Founders Advice

Mistakes are meant to be learned from. So, let's review the most common mistakes

6 mistakes new founders make when launching their first brand

Founders Advice

6 mistakes new founders make when launching their first brand

Mistakes are meant to be learned from. So, let's review the most common mistakes

Mistakes are meant to be learned from. So, let's review the most common mistakes new founders make when launching their first brand. And, remember: mistakes are okay. They're good. It's the process of learning. If you're building your first business, you'll need to get really comfortable with making mistakes. The faster you fail the faster you get to the wins.

Mistake #1: Not developing a founder personal brand

Celebrities and content creators with large followings have a leg up on anyone else launching a new brand not because they make better business owners or because of money available to them but because they have a built audience and earned their trust and respect.

The thing is this: you can do this, too. If you’re having just a drop of desire to launch your own brand, start today developing your personal brand and building an audience. When you’re ready to launch your company, you’ll have people ready and waiting to buy your products. They’ll be excited to support you and have a little piece of something you’ve created.

Mistake #2: Not gathering UGC like content and reviews before launch day

A secret in the ecommerce business that shouldn’t be a secret: you can capture UGC and product reviews before you launch your product and have paying customers. Not only can you do this, you should 100% be doing this to have a successful launch day.

It’s really one of the easiest and most important things you can do. For example, Bread Beauty Supply’s founder uses her own UGC like content on their website to this day. And, getting product reviews is as easy as giving your product to friends and family (or anyone who will agree to use your product in exchange for a review) and ask for honest feedback in the form of a review. The product does not have to be your final product. As long as the formulation or design is complete, you have a product to capture reviews with.

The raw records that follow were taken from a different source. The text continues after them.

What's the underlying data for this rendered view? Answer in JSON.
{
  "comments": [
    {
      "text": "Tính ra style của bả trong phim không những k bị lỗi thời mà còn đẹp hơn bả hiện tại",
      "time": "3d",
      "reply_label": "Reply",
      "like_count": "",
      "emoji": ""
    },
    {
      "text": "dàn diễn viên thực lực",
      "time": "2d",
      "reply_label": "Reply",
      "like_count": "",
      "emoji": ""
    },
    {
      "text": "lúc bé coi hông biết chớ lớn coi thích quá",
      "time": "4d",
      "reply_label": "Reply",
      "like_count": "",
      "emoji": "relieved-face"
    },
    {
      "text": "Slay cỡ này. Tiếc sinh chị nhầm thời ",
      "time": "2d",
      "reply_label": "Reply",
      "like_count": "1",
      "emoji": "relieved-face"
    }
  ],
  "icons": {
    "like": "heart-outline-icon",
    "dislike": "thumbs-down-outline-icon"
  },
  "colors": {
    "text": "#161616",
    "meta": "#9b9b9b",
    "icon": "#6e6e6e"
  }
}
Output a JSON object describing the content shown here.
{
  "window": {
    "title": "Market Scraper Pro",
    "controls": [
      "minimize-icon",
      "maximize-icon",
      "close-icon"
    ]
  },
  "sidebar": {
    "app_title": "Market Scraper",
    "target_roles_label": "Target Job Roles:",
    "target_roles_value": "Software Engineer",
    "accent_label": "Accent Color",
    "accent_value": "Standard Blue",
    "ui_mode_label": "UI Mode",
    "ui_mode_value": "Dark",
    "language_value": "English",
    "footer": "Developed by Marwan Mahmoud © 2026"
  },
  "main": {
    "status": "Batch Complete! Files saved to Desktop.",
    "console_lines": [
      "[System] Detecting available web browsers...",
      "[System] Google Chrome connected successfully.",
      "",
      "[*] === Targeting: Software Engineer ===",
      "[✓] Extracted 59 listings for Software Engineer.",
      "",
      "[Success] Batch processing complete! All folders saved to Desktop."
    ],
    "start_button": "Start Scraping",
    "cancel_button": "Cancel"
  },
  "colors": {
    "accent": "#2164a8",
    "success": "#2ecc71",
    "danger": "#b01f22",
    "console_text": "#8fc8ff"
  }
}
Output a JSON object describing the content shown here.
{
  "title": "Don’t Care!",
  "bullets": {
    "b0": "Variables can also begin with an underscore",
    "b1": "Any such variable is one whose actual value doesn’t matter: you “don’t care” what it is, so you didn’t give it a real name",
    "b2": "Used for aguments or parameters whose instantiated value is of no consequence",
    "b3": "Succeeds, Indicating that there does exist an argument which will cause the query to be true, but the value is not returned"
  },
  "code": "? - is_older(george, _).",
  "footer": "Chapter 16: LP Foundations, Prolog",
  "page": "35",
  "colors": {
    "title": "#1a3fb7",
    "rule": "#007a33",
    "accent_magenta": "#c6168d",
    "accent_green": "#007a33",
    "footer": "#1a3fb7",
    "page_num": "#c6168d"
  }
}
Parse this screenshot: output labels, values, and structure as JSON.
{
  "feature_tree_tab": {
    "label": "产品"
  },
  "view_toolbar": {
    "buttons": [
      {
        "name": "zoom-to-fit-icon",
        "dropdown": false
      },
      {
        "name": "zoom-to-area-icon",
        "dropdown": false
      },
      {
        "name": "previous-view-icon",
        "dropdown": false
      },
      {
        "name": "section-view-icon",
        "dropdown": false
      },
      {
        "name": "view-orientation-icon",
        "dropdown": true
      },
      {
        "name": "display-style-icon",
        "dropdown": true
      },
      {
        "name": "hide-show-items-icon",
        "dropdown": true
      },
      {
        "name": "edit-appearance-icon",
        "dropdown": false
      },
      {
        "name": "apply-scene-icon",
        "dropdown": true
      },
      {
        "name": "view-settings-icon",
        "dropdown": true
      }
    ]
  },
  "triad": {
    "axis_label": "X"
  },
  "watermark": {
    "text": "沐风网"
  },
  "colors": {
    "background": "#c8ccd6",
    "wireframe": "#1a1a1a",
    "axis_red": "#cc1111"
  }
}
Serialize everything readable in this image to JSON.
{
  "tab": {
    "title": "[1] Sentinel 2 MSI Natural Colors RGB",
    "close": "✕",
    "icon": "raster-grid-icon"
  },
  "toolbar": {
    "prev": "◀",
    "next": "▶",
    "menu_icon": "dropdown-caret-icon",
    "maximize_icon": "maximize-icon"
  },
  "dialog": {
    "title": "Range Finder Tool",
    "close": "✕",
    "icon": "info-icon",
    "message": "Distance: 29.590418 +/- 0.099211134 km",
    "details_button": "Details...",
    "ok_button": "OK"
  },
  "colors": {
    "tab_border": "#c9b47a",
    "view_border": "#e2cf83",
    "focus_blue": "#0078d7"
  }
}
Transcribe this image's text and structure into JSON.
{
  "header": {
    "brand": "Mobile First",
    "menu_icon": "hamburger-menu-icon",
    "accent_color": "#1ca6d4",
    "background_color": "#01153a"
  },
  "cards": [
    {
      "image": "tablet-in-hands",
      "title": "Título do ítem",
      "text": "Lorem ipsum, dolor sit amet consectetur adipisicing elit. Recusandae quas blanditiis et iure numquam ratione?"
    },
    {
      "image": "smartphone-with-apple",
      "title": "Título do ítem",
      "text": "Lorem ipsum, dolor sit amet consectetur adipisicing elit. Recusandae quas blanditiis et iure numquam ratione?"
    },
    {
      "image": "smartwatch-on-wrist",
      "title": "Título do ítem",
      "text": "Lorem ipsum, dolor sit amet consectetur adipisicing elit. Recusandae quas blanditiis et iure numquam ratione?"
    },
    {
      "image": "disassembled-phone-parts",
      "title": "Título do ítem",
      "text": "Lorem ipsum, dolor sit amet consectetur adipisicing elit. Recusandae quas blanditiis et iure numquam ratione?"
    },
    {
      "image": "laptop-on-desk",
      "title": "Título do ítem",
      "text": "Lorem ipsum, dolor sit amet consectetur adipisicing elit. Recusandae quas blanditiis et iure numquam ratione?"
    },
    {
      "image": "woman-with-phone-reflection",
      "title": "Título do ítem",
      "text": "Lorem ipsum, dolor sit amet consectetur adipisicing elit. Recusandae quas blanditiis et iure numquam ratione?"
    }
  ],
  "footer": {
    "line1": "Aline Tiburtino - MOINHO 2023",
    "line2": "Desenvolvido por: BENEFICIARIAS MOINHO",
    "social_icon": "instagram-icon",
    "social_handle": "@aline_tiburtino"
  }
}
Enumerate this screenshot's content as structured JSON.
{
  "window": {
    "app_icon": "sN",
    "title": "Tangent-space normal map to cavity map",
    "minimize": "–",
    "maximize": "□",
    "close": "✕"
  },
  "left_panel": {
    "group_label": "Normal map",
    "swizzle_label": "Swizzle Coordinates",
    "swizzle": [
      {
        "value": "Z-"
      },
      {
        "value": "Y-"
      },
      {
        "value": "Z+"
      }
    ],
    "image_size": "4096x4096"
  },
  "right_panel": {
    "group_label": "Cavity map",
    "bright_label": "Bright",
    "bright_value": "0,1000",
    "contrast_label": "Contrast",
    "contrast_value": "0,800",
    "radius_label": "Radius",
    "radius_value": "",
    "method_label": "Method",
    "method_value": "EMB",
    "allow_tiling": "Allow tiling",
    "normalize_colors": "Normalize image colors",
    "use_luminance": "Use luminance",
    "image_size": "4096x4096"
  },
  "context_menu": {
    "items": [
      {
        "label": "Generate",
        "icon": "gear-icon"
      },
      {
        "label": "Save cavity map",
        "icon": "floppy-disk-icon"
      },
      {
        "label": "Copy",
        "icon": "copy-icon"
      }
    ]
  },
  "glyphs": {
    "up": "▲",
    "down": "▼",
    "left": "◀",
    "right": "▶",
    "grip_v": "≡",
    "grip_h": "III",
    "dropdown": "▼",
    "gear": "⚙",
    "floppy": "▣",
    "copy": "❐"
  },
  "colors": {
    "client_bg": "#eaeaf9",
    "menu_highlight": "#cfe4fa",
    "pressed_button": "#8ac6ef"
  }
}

Mistake #3: Launching with too many products

Unless you’re a seasoned founder who’s launched multiple businesses and developed many products and have successfully marketed these products, you’re in for a nightmare trying to launch your first brand with multiple products. Aim for one hero product that’s easy to develop and easy to market (Meaning, you don’t have to explain what it is or how to use - it should be something people are familiar with already.) If you must, you can launch with a few products within a product line. For example, one lip gloss formulation in 3 different colors. Or, one blazer style in a few different colors.

The reason why you don’t want to launch with multiple products is because it makes everything harder and more expensive. All of your development and marketing efforts are multiplied. Even after you’ve launched your products, you now have multiple products to market. Master one product, learn the ropes of running a business and marketing, then launch more products. Last, don’t convince yourself that more products means more money. That’s not true and in fact the opposite has a higher probability of being true since you’re likely biting off more than you can chew.

Mistake #4: Not prioritizing brand equity

Let’s talk about branding. We all know that branding is more than a logo. Branding is also more than what we see. Branding is the process of strategically positioning yourself within your market and within the minds of your ideal customers through visuals and words. These elements give your brand substance and personality. Without it you have a faceless, boring company with no branding. You build brand equity by being consistent with the same recognizable content that shows you understand our audience. Content like this is not possible without branding. Great products will bring repeat customers and eventually will drive new sales through social proof but there are many, many great products that go unseen by the vast majority of consumers because they lack branding that captures attention.

Here’s what you should be getting out of your branding: in addition to the visuals like a logo, colors, typography, and a defined photographic style you should also deeply understand your ideal customer, know how you’re positioning within the market and how you’ll differentiate yourself, a defined brand story, compelling messaging in varying lengths, brand value, mission, vision, and tone and voice. All those components get you centered and focused on the direction of your company as well as providing guardrails for content you will create.

Remember, your product can be duped and copied but your brand cannot. It’s the highest valued element of your company and should be prioritized as such.

Mistake #5: Skimping on photography

Listen, we make a living developing brand identities. So what we’re about to say should hit hard: there is no amount of branding that can overcome bad product photography or poorly executed campaign photography. If you’re self funded and trying to make your dollars stretch, you can DIY your branding and use an out-of-the-box website template and pour your dollars into photography that sells. Do this to get your initial sales to fund a professionally developed brand identity.

Mistake #6: Not understanding the difference between brand marketing and product marketing

Brand marketing brings awareness to your company while product marketing sells. Part of your product marketing experience is the product photography (see above) but another big piece to it is the product description. The number of times we see product pages that are missing basic information about the product is shocking. Describe in full detail what the product is. Use images and words to show and describe the texture, the colors, the fit, the smell, and anything else that will help mimic the experience of shopping in person. The more you help them see, feel, and hold the product the better your sales will be.

If you’re making any of the mistakes, it’s okay. You’re in good company. There’s not a company out there that hasn’t made mistakes that they now look back on with embarrassment. The point is to learn as you go and implement what you’ve learned as quickly as you can.